→ **Record set**:
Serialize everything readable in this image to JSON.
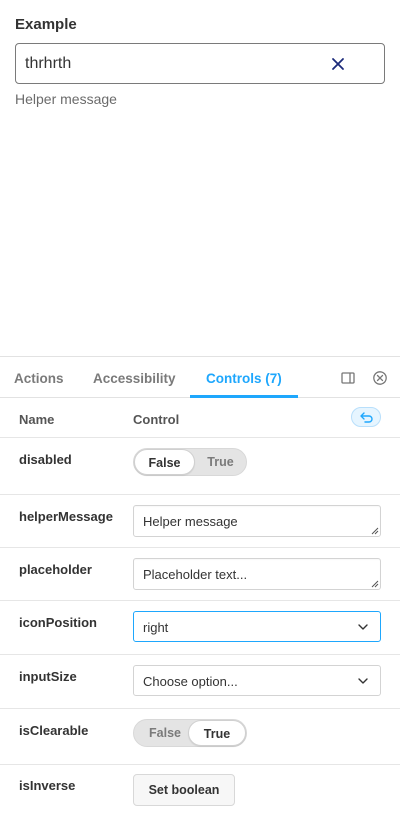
{
  "preview": {
    "label": "Example",
    "input_value": "thrhrth",
    "helper": "Helper message",
    "clear_icon": "close-icon"
  },
  "tabs": [
    {
      "label": "Actions",
      "active": false
    },
    {
      "label": "Accessibility",
      "active": false
    },
    {
      "label": "Controls (7)",
      "active": true
    }
  ],
  "tab_icons": [
    "panel-layout-icon",
    "close-circle-icon"
  ],
  "table": {
    "col_name": "Name",
    "col_control": "Control",
    "reset_icon": "undo-icon"
  },
  "controls": {
    "disabled": {
      "name": "disabled",
      "false_label": "False",
      "true_label": "True",
      "value": false
    },
    "helperMessage": {
      "name": "helperMessage",
      "value": "Helper message"
    },
    "placeholder": {
      "name": "placeholder",
      "value": "Placeholder text..."
    },
    "iconPosition": {
      "name": "iconPosition",
      "value": "right"
    },
    "inputSize": {
      "name": "inputSize",
      "value": "Choose option..."
    },
    "isClearable": {
      "name": "isClearable",
      "false_label": "False",
      "true_label": "True",
      "value": true
    },
    "isInverse": {
      "name": "isInverse",
      "button": "Set boolean"
    }
  },
  "colors": {
    "accent": "#1ea7fd",
    "clear_icon": "#1b2a7a"
  }
}
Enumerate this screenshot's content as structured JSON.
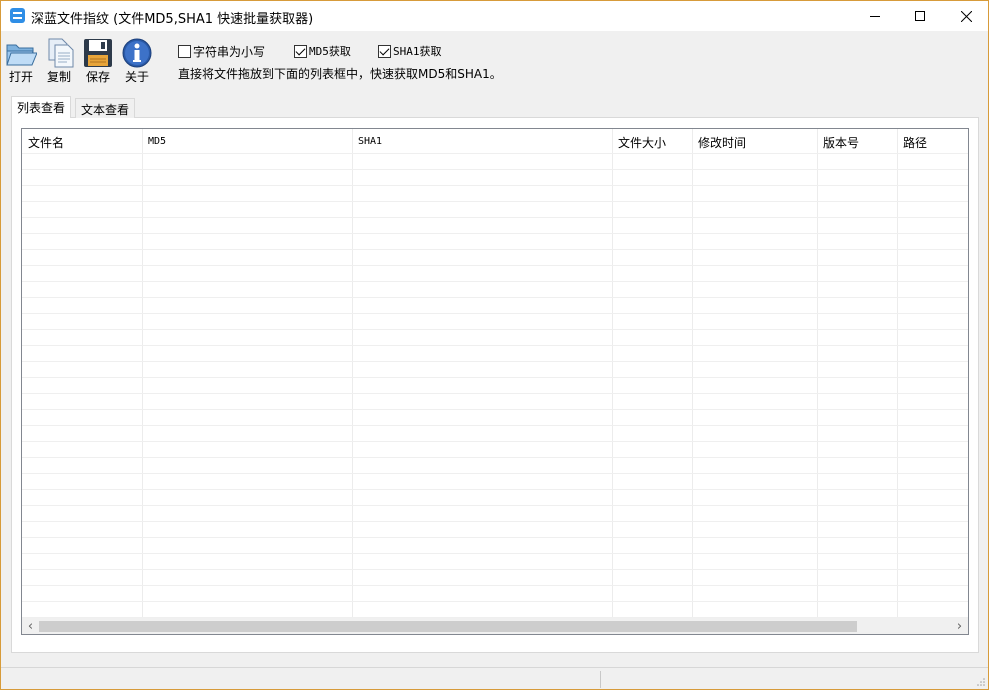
{
  "window": {
    "title": "深蓝文件指纹 (文件MD5,SHA1 快速批量获取器)"
  },
  "toolbar": {
    "open_label": "打开",
    "copy_label": "复制",
    "save_label": "保存",
    "about_label": "关于"
  },
  "options": {
    "lowercase": {
      "label": "字符串为小写",
      "checked": false
    },
    "md5": {
      "label": "MD5获取",
      "checked": true
    },
    "sha1": {
      "label": "SHA1获取",
      "checked": true
    },
    "hint": "直接将文件拖放到下面的列表框中，快速获取MD5和SHA1。"
  },
  "tabs": [
    {
      "label": "列表查看",
      "active": true
    },
    {
      "label": "文本查看",
      "active": false
    }
  ],
  "list": {
    "columns": [
      "文件名",
      "MD5",
      "SHA1",
      "文件大小",
      "修改时间",
      "版本号",
      "路径"
    ],
    "rows": []
  },
  "colors": {
    "accent": "#2f8ee6",
    "window_border": "#d79b3a",
    "background": "#f0f0f0"
  }
}
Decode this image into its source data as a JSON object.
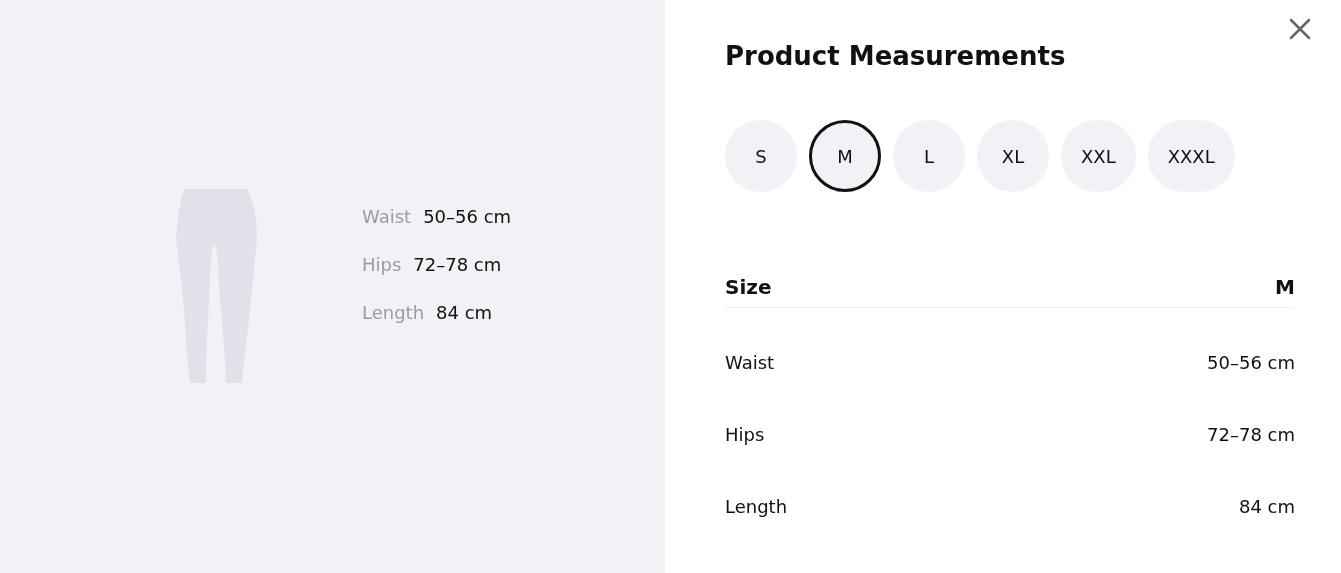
{
  "preview": {
    "measurements": [
      {
        "label": "Waist",
        "value": "50–56 cm"
      },
      {
        "label": "Hips",
        "value": "72–78 cm"
      },
      {
        "label": "Length",
        "value": "84 cm"
      }
    ]
  },
  "panel": {
    "title": "Product Measurements",
    "sizes": [
      {
        "label": "S",
        "selected": false
      },
      {
        "label": "M",
        "selected": true
      },
      {
        "label": "L",
        "selected": false
      },
      {
        "label": "XL",
        "selected": false
      },
      {
        "label": "XXL",
        "selected": false
      },
      {
        "label": "XXXL",
        "selected": false
      }
    ],
    "table": {
      "header": {
        "label": "Size",
        "value": "M"
      },
      "rows": [
        {
          "label": "Waist",
          "value": "50–56 cm"
        },
        {
          "label": "Hips",
          "value": "72–78 cm"
        },
        {
          "label": "Length",
          "value": "84 cm"
        }
      ]
    }
  }
}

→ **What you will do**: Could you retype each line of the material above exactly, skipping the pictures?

→ **Written solution**:
Serialize everything readable in this image to JSON.
{
  "preview": {
    "label": "Example",
    "input_value": "thrhrth",
    "helper": "Helper message",
    "clear_icon": "close-icon"
  },
  "tabs": [
    {
      "label": "Actions",
      "active": false
    },
    {
      "label": "Accessibility",
      "active": false
    },
    {
      "label": "Controls (7)",
      "active": true
    }
  ],
  "tab_icons": [
    "panel-layout-icon",
    "close-circle-icon"
  ],
  "table": {
    "col_name": "Name",
    "col_control": "Control",
    "reset_icon": "undo-icon"
  },
  "controls": {
    "disabled": {
      "name": "disabled",
      "false_label": "False",
      "true_label": "True",
      "value": false
    },
    "helperMessage": {
      "name": "helperMessage",
      "value": "Helper message"
    },
    "placeholder": {
      "name": "placeholder",
      "value": "Placeholder text..."
    },
    "iconPosition": {
      "name": "iconPosition",
      "value": "right"
    },
    "inputSize": {
      "name": "inputSize",
      "value": "Choose option..."
    },
    "isClearable": {
      "name": "isClearable",
      "false_label": "False",
      "true_label": "True",
      "value": true
    },
    "isInverse": {
      "name": "isInverse",
      "button": "Set boolean"
    }
  },
  "colors": {
    "accent": "#1ea7fd",
    "clear_icon": "#1b2a7a"
  }
}
Enumerate this screenshot's content as structured JSON.
{
  "window": {
    "title": "深蓝文件指纹 (文件MD5,SHA1 快速批量获取器)"
  },
  "toolbar": {
    "open_label": "打开",
    "copy_label": "复制",
    "save_label": "保存",
    "about_label": "关于"
  },
  "options": {
    "lowercase": {
      "label": "字符串为小写",
      "checked": false
    },
    "md5": {
      "label": "MD5获取",
      "checked": true
    },
    "sha1": {
      "label": "SHA1获取",
      "checked": true
    },
    "hint": "直接将文件拖放到下面的列表框中，快速获取MD5和SHA1。"
  },
  "tabs": [
    {
      "label": "列表查看",
      "active": true
    },
    {
      "label": "文本查看",
      "active": false
    }
  ],
  "list": {
    "columns": [
      "文件名",
      "MD5",
      "SHA1",
      "文件大小",
      "修改时间",
      "版本号",
      "路径"
    ],
    "rows": []
  },
  "colors": {
    "accent": "#2f8ee6",
    "window_border": "#d79b3a",
    "background": "#f0f0f0"
  }
}
Decode this image into its source data as a JSON object.
{
  "preview": {
    "measurements": [
      {
        "label": "Waist",
        "value": "50–56 cm"
      },
      {
        "label": "Hips",
        "value": "72–78 cm"
      },
      {
        "label": "Length",
        "value": "84 cm"
      }
    ]
  },
  "panel": {
    "title": "Product Measurements",
    "sizes": [
      {
        "label": "S",
        "selected": false
      },
      {
        "label": "M",
        "selected": true
      },
      {
        "label": "L",
        "selected": false
      },
      {
        "label": "XL",
        "selected": false
      },
      {
        "label": "XXL",
        "selected": false
      },
      {
        "label": "XXXL",
        "selected": false
      }
    ],
    "table": {
      "header": {
        "label": "Size",
        "value": "M"
      },
      "rows": [
        {
          "label": "Waist",
          "value": "50–56 cm"
        },
        {
          "label": "Hips",
          "value": "72–78 cm"
        },
        {
          "label": "Length",
          "value": "84 cm"
        }
      ]
    }
  }
}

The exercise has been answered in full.